Every year, the Bureau of Labor Statistics (BLS) compiles a number of work-related statistics, including fatal workplace injuries. The 2019 Census of Fatal Occupational Injuries (CFOI) has revealed that there were 5,333 fatal workplace injuries in 2019, a two percent increase from 2018. That translates to one worker dying every 99 minutes in 2019. These sobering statistics highlight the need to follow all workplace safety protocols.
We probably will not see data about how COVID-19 has impacted workplace fatalities for another year, especially because it’s difficult to trace where a worker may have contracted the virus. However, the industries below consistently top the list year over year.
- Agriculture, forestry, fishing, and hunting. The logging and fishing industries share a disproportionate number of fatalities: 97.6 and 77.4 per 100,000 full-time equivalent (FTE) workers, respectively. Logging deaths most often occur due to equipment and the logs themselves, while fishing deaths occur largely due to falls from boats. Agricultural workers are somewhat safer, with 24.7 fatalities per 100,000 FTE employees.
- Aircraft pilots and flight engineers. As you may have guessed, transportation-related accidents are the leading cause of fatalities in the airline industry.
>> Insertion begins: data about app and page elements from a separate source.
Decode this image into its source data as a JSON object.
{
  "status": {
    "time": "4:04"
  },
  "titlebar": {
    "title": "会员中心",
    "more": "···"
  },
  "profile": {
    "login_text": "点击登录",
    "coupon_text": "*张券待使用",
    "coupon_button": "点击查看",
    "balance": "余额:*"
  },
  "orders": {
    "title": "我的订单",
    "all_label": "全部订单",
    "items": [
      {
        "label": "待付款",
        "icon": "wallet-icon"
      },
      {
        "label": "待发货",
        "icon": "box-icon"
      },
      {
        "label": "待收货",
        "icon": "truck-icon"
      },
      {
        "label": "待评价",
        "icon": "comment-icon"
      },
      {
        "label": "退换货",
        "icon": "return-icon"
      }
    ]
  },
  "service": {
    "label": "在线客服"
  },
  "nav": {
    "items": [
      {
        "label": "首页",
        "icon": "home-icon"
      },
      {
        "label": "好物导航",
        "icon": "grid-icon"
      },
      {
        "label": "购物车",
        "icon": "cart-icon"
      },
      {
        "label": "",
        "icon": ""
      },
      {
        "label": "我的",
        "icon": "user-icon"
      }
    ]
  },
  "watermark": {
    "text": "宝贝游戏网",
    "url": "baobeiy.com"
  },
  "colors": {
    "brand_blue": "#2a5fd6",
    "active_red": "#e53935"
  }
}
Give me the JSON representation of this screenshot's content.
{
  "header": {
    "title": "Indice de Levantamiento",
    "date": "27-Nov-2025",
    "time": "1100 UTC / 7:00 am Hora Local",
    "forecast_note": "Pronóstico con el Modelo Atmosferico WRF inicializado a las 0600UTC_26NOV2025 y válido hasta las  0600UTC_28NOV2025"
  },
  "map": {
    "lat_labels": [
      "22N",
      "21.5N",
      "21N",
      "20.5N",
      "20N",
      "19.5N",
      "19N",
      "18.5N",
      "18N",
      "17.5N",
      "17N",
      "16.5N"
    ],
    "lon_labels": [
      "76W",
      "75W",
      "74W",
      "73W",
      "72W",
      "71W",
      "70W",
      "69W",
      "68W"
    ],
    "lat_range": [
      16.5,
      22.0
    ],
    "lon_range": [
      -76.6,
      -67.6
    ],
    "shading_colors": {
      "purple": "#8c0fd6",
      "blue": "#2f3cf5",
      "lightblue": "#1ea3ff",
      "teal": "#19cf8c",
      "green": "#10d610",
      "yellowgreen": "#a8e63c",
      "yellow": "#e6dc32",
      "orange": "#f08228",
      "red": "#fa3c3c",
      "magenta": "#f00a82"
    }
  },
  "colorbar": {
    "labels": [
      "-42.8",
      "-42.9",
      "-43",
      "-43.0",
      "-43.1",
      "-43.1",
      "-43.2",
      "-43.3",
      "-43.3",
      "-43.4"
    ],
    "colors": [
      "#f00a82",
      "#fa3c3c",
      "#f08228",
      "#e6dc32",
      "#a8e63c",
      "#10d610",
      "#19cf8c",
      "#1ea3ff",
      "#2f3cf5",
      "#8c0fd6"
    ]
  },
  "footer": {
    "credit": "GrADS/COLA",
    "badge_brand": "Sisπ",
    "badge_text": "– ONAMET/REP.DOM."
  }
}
They occur at a rate of 58.9 per 100,000 FTE workers.
- Roofing, iron and steel workers, and general construction workers often make this list. The fatality rates range from 21 to 51.5 per 100,000 FTE employees. Roofing is by far the most dangerous of these trades.
- Garbage collectors and other utility workers have a high rate of injury—around 44 per 100,000 FTE employees. Since garbage collectors in particular ride on and in trucks all day, there’s a strong possibility for injury.
- Transportation and warehousing. Truck drivers spend a great deal of time on the road, often in inclement weather, so it’s no surprise that they often top the list of workplace fatalities. They see a death rate of about 26 per 100,000 FTE workers.
For those who currently work in these industries, follow all workplace safety measures. If you’re injured in a workplace accident, a workers’ compensation attorney can help you get the compensation you deserve.
If your loved one was killed while working in a dangerous occupation, you may have grounds for workers’ compensation death benefits or a wrongful death claim. Be sure to talk to a personal injury and workers’ compensation attorney to see what your family is entitled to recover.
Discuss Your Case with an Ohio Workers’ Compensation and Personal Injury Attorney
If you’ve been injured on the job, especially when due to someone else’s negligence or recklessness, I can help. You deserve to recover workers’ compensation benefits or other damages. I’ll Make Them Pay!® Call me at 877.944.4373 to discuss your case.